This is why I’m not concerned about someone stealing my camera. If I can’t find it without the assistance of triangulated satellites floating silently 12,500 miles above my head, I’m pretty sure no one else will find it either.
I double checked my shutter and aperture settings, then inserted a film holder loaded with Kodak Portra 160 color negative film.
I knew roughly where the sun would rise, and hoped to take a photo as the first glow of morning graced the Panamint Range.
Much to my delight, there were some clouds in the sky that morning.
High clouds to my east were the first to show color that morning. The glow soon spread, and the clouds in my composition were set ablaze. The ground at my feet was bathed in a pinkish-purple glow, and for a few short minutes, the drab brown desert was transformed into a fantasy land. I took two photos on Kodak Portra 160 VC. Both were long exposures, but the first best captured the wonderful color that morning.
It must seem strange for me to leave my camera out overnight in hopes of good light, but this method allows me to capture photos that would otherwise be impossible on 8×10. The above exposure is roughly 10 minutes long. It would have been impossible for me to see an image on the ground glass that early in the morning.
I felt a sense of satisfaction while packing up my gear.

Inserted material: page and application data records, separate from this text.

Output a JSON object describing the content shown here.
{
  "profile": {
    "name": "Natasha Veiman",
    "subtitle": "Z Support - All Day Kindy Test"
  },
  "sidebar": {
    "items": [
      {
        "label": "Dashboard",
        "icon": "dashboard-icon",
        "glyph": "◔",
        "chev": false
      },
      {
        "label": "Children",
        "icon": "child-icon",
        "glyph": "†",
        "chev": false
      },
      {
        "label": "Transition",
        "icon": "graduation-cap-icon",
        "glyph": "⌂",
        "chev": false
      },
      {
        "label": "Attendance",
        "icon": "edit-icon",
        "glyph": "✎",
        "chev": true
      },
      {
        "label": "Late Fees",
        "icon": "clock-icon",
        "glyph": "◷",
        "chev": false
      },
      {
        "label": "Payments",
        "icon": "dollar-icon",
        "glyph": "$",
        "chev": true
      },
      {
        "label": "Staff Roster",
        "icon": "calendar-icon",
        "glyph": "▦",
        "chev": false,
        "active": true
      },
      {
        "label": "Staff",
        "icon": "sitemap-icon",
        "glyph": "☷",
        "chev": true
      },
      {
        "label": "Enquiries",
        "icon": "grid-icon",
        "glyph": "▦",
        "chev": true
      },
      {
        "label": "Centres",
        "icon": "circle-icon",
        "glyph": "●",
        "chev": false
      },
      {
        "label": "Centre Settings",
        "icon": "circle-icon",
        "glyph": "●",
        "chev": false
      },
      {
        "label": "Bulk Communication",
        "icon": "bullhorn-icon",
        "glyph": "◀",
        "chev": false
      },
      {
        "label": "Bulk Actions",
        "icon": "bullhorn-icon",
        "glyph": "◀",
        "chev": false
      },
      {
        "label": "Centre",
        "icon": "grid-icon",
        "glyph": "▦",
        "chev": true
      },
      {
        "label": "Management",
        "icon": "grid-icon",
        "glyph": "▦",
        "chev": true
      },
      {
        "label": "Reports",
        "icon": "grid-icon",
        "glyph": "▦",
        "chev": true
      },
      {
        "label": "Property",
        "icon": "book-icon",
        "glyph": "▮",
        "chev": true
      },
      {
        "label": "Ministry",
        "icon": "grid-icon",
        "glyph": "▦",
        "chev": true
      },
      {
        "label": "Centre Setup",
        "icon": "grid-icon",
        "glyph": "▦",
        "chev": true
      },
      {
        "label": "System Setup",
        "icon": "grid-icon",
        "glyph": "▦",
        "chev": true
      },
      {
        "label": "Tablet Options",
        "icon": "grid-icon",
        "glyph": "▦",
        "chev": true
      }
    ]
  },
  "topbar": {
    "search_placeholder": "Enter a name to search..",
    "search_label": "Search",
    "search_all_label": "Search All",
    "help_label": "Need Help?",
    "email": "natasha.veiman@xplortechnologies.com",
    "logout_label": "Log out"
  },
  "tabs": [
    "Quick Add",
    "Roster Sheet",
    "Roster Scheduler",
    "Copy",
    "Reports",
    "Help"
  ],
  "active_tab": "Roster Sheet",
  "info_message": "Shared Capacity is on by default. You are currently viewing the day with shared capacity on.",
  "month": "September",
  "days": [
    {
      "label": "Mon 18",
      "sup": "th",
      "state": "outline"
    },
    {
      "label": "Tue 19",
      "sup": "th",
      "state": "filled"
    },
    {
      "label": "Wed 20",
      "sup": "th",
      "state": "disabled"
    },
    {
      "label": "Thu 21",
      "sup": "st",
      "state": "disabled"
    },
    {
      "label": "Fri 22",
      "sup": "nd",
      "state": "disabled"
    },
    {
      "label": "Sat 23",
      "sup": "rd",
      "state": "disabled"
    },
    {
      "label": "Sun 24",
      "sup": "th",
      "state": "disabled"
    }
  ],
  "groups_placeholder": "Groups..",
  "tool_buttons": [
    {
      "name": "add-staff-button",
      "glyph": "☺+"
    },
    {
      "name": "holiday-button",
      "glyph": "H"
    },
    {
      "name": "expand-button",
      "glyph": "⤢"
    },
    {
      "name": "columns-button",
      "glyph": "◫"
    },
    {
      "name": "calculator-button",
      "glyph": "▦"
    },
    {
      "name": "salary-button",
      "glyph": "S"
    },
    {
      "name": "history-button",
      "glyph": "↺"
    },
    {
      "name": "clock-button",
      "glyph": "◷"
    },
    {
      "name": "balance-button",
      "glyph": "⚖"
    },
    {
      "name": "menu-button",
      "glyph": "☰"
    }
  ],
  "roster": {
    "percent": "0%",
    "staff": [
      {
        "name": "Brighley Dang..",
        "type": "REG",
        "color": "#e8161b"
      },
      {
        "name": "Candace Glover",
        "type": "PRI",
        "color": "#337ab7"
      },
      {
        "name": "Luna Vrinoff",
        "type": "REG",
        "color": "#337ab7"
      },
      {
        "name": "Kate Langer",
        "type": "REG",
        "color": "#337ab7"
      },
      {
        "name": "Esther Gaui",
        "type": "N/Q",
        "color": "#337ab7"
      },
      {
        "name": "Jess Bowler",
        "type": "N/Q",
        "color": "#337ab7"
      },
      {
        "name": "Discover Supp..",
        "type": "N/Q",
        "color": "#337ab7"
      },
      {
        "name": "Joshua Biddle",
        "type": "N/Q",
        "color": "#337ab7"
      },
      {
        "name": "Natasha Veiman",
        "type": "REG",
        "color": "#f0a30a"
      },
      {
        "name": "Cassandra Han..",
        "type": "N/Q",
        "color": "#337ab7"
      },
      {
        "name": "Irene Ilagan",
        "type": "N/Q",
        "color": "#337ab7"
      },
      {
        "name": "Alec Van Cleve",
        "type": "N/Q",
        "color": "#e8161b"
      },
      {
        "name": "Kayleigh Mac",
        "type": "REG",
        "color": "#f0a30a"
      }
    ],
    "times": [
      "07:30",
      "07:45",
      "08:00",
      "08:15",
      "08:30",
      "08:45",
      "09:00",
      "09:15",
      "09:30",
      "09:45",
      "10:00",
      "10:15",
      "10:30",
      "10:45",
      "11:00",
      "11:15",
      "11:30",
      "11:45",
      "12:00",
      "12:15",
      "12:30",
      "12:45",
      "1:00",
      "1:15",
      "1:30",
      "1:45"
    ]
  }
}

With clouds in the forecast, I knew it would be an exciting day for photography in Death Valley.
Please check out my video journal for the rest of the story from Day 5.